One of this year’s featured films is Stories too big for a case file: Unaccompanied young people confront the hostile environment, which was developed as part of the Children Caring on the Move project led by Professor Sarah Crafter (School of Psychology & Counselling, The Open University) and Dr. Rachel Rosen (University College London). Stories too big for a case file is a short film that showcases the testimonies of young, unaccompanied refugees, asylum-seekers, and migrants as they navigate ‘the system’ in the UK. The film was collaboratively produced by Young Researchers with migration experiences and university-based researchers, along with director Louis Brown from East London Cable. For the past two years, the research team has been working together on the participatory project Children Caring on the Move (CCoM) to design and carry out research about unaccompanied young people’s experiences of care.
In a special blog put together for Moving Worlds, Nelli talked to Mey, one of the young researchers, and Rachel, who co-leads on the CCoM project.
Stories too big for a case file provides insights into the racialised borders that divide citizens from migrants and the borders that divide childhood from adulthood, considering their consequence for care, belonging, and life itself. It is a message of support and solidarity for other unaccompanied young people. As Mey points out “Maybe a link is that the film gives a sense to unaccompanied young people that we are here with you on the journey through your healing process.”
The film goes a step further, as Rachel mentions “One thing that I think is important is that many of the things unaccompanied young people are ‘healing’ from are not (only) experience from the past or harms endured elsewhere. One of the young people I interviewed said, ‘My Home Office interview was like having a Band-Aid ripped off a sore over and over.’ I thought that was a powerful way of expressing the idea that the hostile immigration environment in the UK not only does not allow for healing but it causes new hardships.” Stories too big for a case file is also a call to action – about the urgency of challenging injustices in the UK’s migration regime and to make positive changes for unaccompanied young people.
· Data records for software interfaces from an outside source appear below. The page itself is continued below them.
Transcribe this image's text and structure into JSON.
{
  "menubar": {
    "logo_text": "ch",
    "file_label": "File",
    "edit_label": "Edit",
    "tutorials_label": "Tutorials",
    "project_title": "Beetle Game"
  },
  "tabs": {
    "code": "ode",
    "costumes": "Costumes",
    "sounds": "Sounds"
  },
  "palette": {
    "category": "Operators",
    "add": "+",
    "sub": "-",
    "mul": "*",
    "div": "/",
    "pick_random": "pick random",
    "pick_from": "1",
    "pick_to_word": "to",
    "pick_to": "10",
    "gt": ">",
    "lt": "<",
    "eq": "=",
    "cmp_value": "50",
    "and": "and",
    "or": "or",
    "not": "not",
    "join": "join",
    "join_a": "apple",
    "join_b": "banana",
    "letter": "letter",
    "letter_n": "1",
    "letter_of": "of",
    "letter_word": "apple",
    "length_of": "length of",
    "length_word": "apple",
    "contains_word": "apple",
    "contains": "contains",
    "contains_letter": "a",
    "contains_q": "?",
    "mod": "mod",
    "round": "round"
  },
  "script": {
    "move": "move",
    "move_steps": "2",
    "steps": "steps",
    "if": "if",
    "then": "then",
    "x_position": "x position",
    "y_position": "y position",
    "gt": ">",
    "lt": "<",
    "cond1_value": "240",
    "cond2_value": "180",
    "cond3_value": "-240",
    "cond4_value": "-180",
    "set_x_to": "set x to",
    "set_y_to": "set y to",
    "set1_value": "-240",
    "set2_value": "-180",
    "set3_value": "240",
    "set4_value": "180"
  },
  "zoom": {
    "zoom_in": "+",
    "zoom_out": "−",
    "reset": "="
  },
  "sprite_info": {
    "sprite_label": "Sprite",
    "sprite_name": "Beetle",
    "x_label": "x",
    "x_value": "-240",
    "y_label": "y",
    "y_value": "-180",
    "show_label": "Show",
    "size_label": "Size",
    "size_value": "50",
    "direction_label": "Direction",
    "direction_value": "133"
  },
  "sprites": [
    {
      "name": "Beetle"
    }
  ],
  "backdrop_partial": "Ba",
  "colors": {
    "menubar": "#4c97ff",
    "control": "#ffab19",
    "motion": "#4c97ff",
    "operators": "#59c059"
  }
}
To read the full interview between Nelli, Mey and Rachel you can click here